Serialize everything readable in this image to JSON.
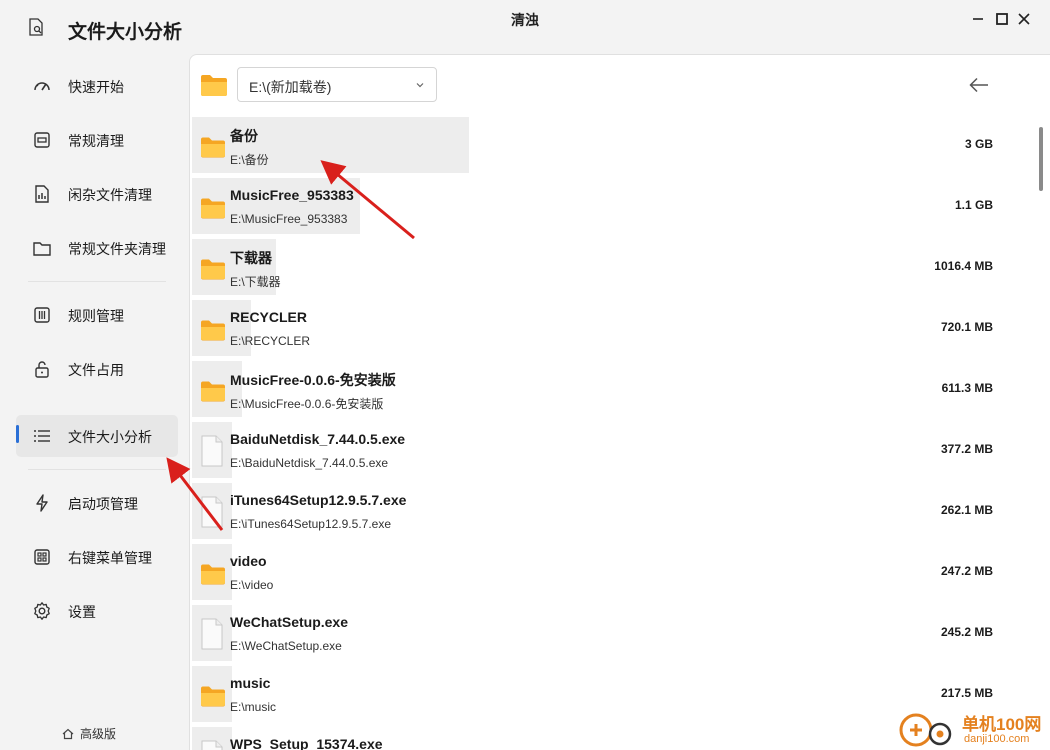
{
  "app": {
    "title": "文件大小分析",
    "window_title": "清浊"
  },
  "sidebar": {
    "items": [
      {
        "label": "快速开始",
        "icon": "speedometer-icon"
      },
      {
        "label": "常规清理",
        "icon": "cleanup-icon"
      },
      {
        "label": "闲杂文件清理",
        "icon": "file-chart-icon"
      },
      {
        "label": "常规文件夹清理",
        "icon": "folder-icon"
      },
      {
        "label": "规则管理",
        "icon": "rules-icon"
      },
      {
        "label": "文件占用",
        "icon": "lock-icon"
      },
      {
        "label": "文件大小分析",
        "icon": "list-icon"
      },
      {
        "label": "启动项管理",
        "icon": "lightning-icon"
      },
      {
        "label": "右键菜单管理",
        "icon": "grid-icon"
      },
      {
        "label": "设置",
        "icon": "gear-icon"
      }
    ],
    "active_index": 6,
    "premium_label": "高级版"
  },
  "toolbar": {
    "path_value": "E:\\(新加载卷)"
  },
  "files": [
    {
      "name": "备份",
      "path": "E:\\备份",
      "size": "3 GB",
      "type": "folder",
      "highlight": 0.33
    },
    {
      "name": "MusicFree_953383",
      "path": "E:\\MusicFree_953383",
      "size": "1.1 GB",
      "type": "folder",
      "highlight": 0.2
    },
    {
      "name": "下载器",
      "path": "E:\\下载器",
      "size": "1016.4 MB",
      "type": "folder",
      "highlight": 0.1
    },
    {
      "name": "RECYCLER",
      "path": "E:\\RECYCLER",
      "size": "720.1 MB",
      "type": "folder",
      "highlight": 0.07
    },
    {
      "name": "MusicFree-0.0.6-免安装版",
      "path": "E:\\MusicFree-0.0.6-免安装版",
      "size": "611.3 MB",
      "type": "folder",
      "highlight": 0.06
    },
    {
      "name": "BaiduNetdisk_7.44.0.5.exe",
      "path": "E:\\BaiduNetdisk_7.44.0.5.exe",
      "size": "377.2 MB",
      "type": "file",
      "highlight": 0.04
    },
    {
      "name": "iTunes64Setup12.9.5.7.exe",
      "path": "E:\\iTunes64Setup12.9.5.7.exe",
      "size": "262.1 MB",
      "type": "file",
      "highlight": 0.03
    },
    {
      "name": "video",
      "path": "E:\\video",
      "size": "247.2 MB",
      "type": "folder",
      "highlight": 0.03
    },
    {
      "name": "WeChatSetup.exe",
      "path": "E:\\WeChatSetup.exe",
      "size": "245.2 MB",
      "type": "file",
      "highlight": 0.03
    },
    {
      "name": "music",
      "path": "E:\\music",
      "size": "217.5 MB",
      "type": "folder",
      "highlight": 0.02
    },
    {
      "name": "WPS_Setup_15374.exe",
      "path": "",
      "size": "",
      "type": "file",
      "highlight": 0.02
    }
  ],
  "watermark": {
    "text": "单机100网",
    "url": "danji100.com"
  },
  "colors": {
    "accent": "#2a6fd6",
    "folder": "#f7b52c",
    "arrow": "#d9201c",
    "watermark": "#e4811f"
  }
}
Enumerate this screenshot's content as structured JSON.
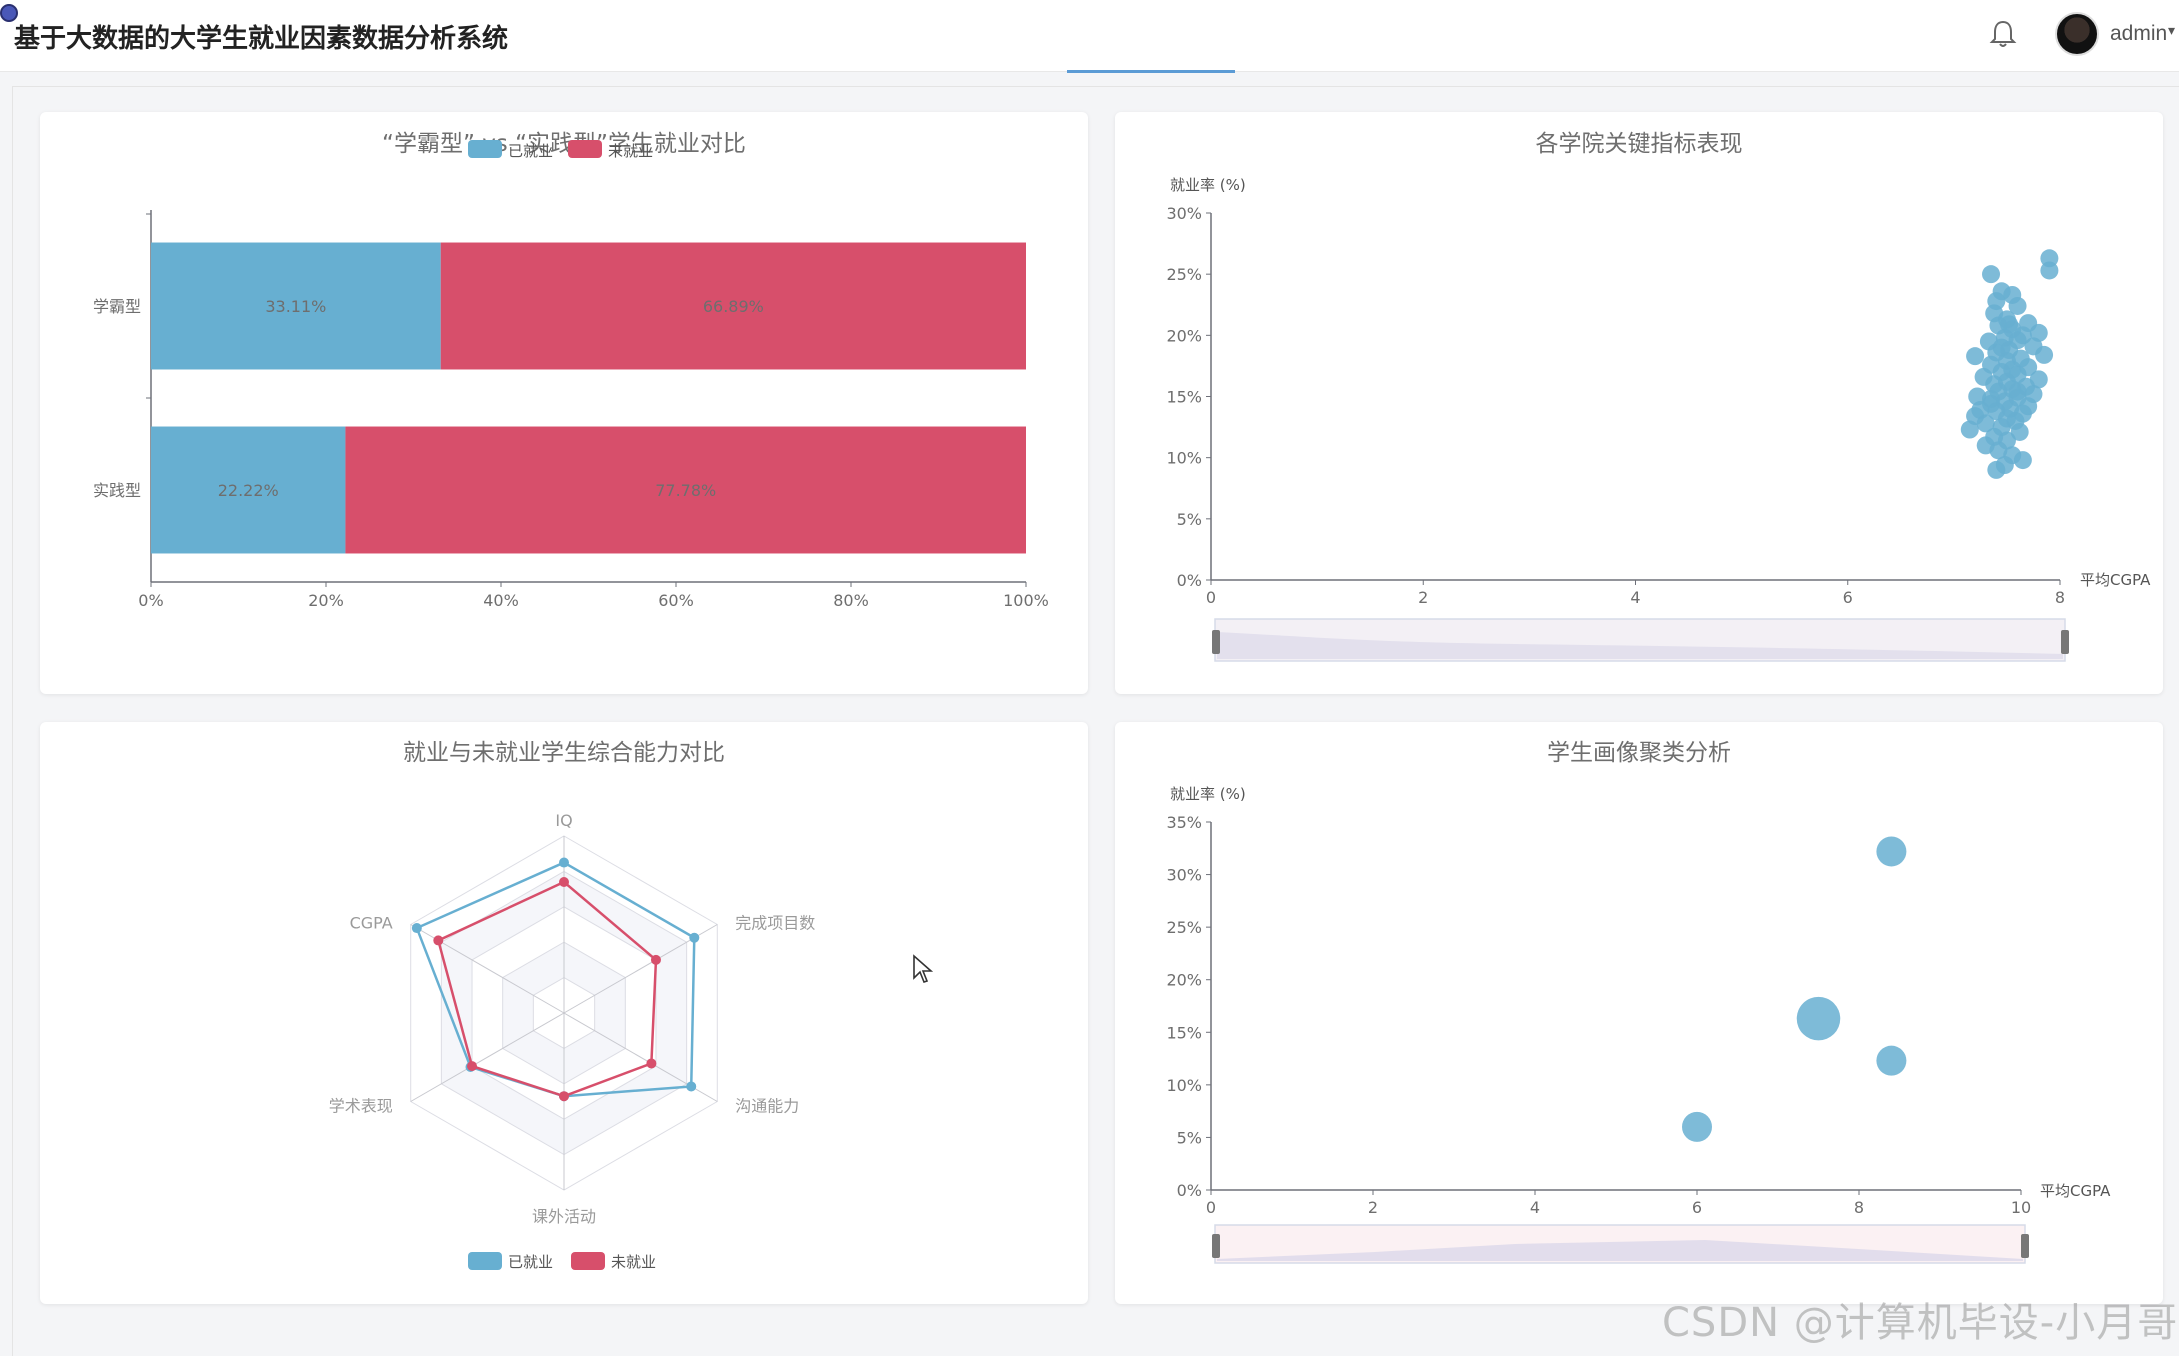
{
  "header": {
    "title": "基于大数据的大学生就业因素数据分析系统",
    "username": "admin",
    "caret": "▾"
  },
  "watermark": "CSDN @计算机毕设-小月哥",
  "colors": {
    "employed": "#67afd1",
    "unemployed": "#d74f6b",
    "bubble": "#67afd1"
  },
  "chart_data": [
    {
      "type": "bar",
      "orientation": "horizontal-stacked-percent",
      "title": "“学霸型” vs “实践型”学生就业对比",
      "legend": [
        "已就业",
        "未就业"
      ],
      "legend_position": "top",
      "categories": [
        "学霸型",
        "实践型"
      ],
      "series": [
        {
          "name": "已就业",
          "values": [
            33.11,
            22.22
          ],
          "labels": [
            "33.11%",
            "22.22%"
          ]
        },
        {
          "name": "未就业",
          "values": [
            66.89,
            77.78
          ],
          "labels": [
            "66.89%",
            "77.78%"
          ]
        }
      ],
      "xlim": [
        0,
        100
      ],
      "xticks": [
        "0%",
        "20%",
        "40%",
        "60%",
        "80%",
        "100%"
      ]
    },
    {
      "type": "scatter",
      "title": "各学院关键指标表现",
      "xlabel": "平均CGPA",
      "ylabel": "就业率 (%)",
      "xlim": [
        0,
        8
      ],
      "ylim": [
        0,
        30
      ],
      "xticks": [
        "0",
        "2",
        "4",
        "6",
        "8"
      ],
      "yticks": [
        "0%",
        "5%",
        "10%",
        "15%",
        "20%",
        "25%",
        "30%"
      ],
      "points": [
        [
          7.9,
          26.3
        ],
        [
          7.9,
          25.3
        ],
        [
          7.35,
          25.0
        ],
        [
          7.45,
          23.6
        ],
        [
          7.55,
          23.3
        ],
        [
          7.4,
          22.8
        ],
        [
          7.6,
          22.4
        ],
        [
          7.38,
          21.8
        ],
        [
          7.5,
          21.3
        ],
        [
          7.7,
          21.0
        ],
        [
          7.42,
          20.8
        ],
        [
          7.55,
          20.5
        ],
        [
          7.8,
          20.2
        ],
        [
          7.65,
          20.0
        ],
        [
          7.48,
          19.8
        ],
        [
          7.33,
          19.5
        ],
        [
          7.6,
          19.6
        ],
        [
          7.75,
          19.1
        ],
        [
          7.52,
          18.8
        ],
        [
          7.4,
          18.6
        ],
        [
          7.85,
          18.4
        ],
        [
          7.2,
          18.3
        ],
        [
          7.63,
          18.1
        ],
        [
          7.5,
          17.9
        ],
        [
          7.35,
          17.6
        ],
        [
          7.7,
          17.4
        ],
        [
          7.55,
          17.2
        ],
        [
          7.45,
          17.0
        ],
        [
          7.6,
          16.8
        ],
        [
          7.28,
          16.6
        ],
        [
          7.8,
          16.4
        ],
        [
          7.5,
          16.2
        ],
        [
          7.38,
          16.0
        ],
        [
          7.68,
          15.8
        ],
        [
          7.55,
          15.6
        ],
        [
          7.42,
          15.4
        ],
        [
          7.75,
          15.2
        ],
        [
          7.22,
          15.0
        ],
        [
          7.6,
          14.9
        ],
        [
          7.48,
          14.6
        ],
        [
          7.35,
          14.4
        ],
        [
          7.7,
          14.2
        ],
        [
          7.53,
          14.0
        ],
        [
          7.4,
          13.8
        ],
        [
          7.65,
          13.6
        ],
        [
          7.2,
          13.4
        ],
        [
          7.5,
          13.2
        ],
        [
          7.58,
          13.0
        ],
        [
          7.3,
          12.8
        ],
        [
          7.45,
          12.5
        ],
        [
          7.15,
          12.3
        ],
        [
          7.62,
          12.1
        ],
        [
          7.38,
          11.7
        ],
        [
          7.5,
          11.4
        ],
        [
          7.3,
          11.0
        ],
        [
          7.42,
          10.6
        ],
        [
          7.55,
          10.2
        ],
        [
          7.65,
          9.8
        ],
        [
          7.48,
          9.4
        ],
        [
          7.4,
          9.0
        ],
        [
          7.6,
          15.4
        ],
        [
          7.45,
          19.0
        ],
        [
          7.35,
          14.8
        ],
        [
          7.52,
          20.9
        ],
        [
          7.25,
          13.9
        ]
      ]
    },
    {
      "type": "radar",
      "title": "就业与未就业学生综合能力对比",
      "indicators": [
        "IQ",
        "完成项目数",
        "沟通能力",
        "课外活动",
        "学术表现",
        "CGPA"
      ],
      "legend": [
        "已就业",
        "未就业"
      ],
      "legend_position": "bottom",
      "series": [
        {
          "name": "已就业",
          "values": [
            0.85,
            0.85,
            0.83,
            0.47,
            0.61,
            0.96
          ]
        },
        {
          "name": "未就业",
          "values": [
            0.74,
            0.6,
            0.57,
            0.47,
            0.6,
            0.82
          ]
        }
      ]
    },
    {
      "type": "scatter",
      "subtype": "bubble",
      "title": "学生画像聚类分析",
      "xlabel": "平均CGPA",
      "ylabel": "就业率 (%)",
      "xlim": [
        0,
        10
      ],
      "ylim": [
        0,
        35
      ],
      "xticks": [
        "0",
        "2",
        "4",
        "6",
        "8",
        "10"
      ],
      "yticks": [
        "0%",
        "5%",
        "10%",
        "15%",
        "20%",
        "25%",
        "30%",
        "35%"
      ],
      "points": [
        {
          "x": 8.4,
          "y": 32.2,
          "size": 1
        },
        {
          "x": 7.5,
          "y": 16.3,
          "size": 1.45
        },
        {
          "x": 8.4,
          "y": 12.3,
          "size": 1
        },
        {
          "x": 6.0,
          "y": 6.0,
          "size": 1
        }
      ]
    }
  ]
}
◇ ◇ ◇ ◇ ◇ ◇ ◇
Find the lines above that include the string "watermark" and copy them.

  "watermark": {
    "watermark": "#e4811f"
  "watermark": "CSDN @计算机毕设-小月哥",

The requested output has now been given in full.